  • saucepan
  • strainer
  • clean storage jar


  • 1 lb organic unsalted butter


  • Place the butter in a 2 or 3 qt saucepan on the stove.
  • Turn the burner heat on its lowest setting. If your stove cooks “hot,” use a flame reducer.
  • Allow the butter to melt and the milk solids to separate out from the fat. Avoid stirring or otherwise disturbing the ghee-making process.
  • After the butter has melted, it will begin to froth or foam up. This foam may settle to the bottom of the pot or it may stay on top. Either is fine.
  • After a time has passed, the melted butter will begin to spit. Take the pot off of the stove and gently tilt it to one side. If you see a golden brown color to the milk solids, the ghee is done.
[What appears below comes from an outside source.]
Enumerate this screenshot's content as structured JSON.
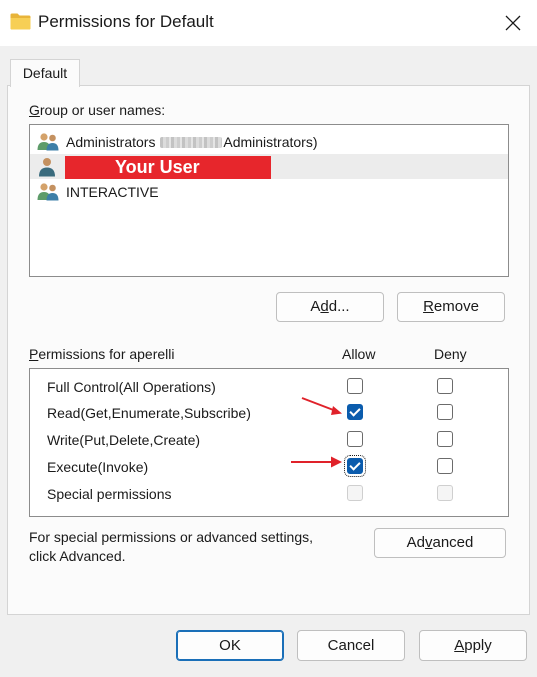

If there is no color to the curds, return the pot to the burner and continue cooking for a few more minutes, watching it closely so that it doesn't burn.
  • Once the ghee has finished cooking, pour it through a strainer into a clean (ideally sterilized) 14-16 oz jar. Cover the jar.
  • If kept absolutely free of any moisture, ghee should keep indefinitely and is shelf-stable.


What are the Benefits of Ghee?
The benefits of ghee are many. Ghee:
  • is anti-inflammatory;
  • lubricates all of the tissues of the body;
  • promotes flexibility;
  • aids memory and intelligence;
  • facilitates digestion;
  • bolsters the immune system.
Ghee can even be used as a skin moisturizer that is especially helpful for sensitive skin! No wonder it’s called “liquid gold.”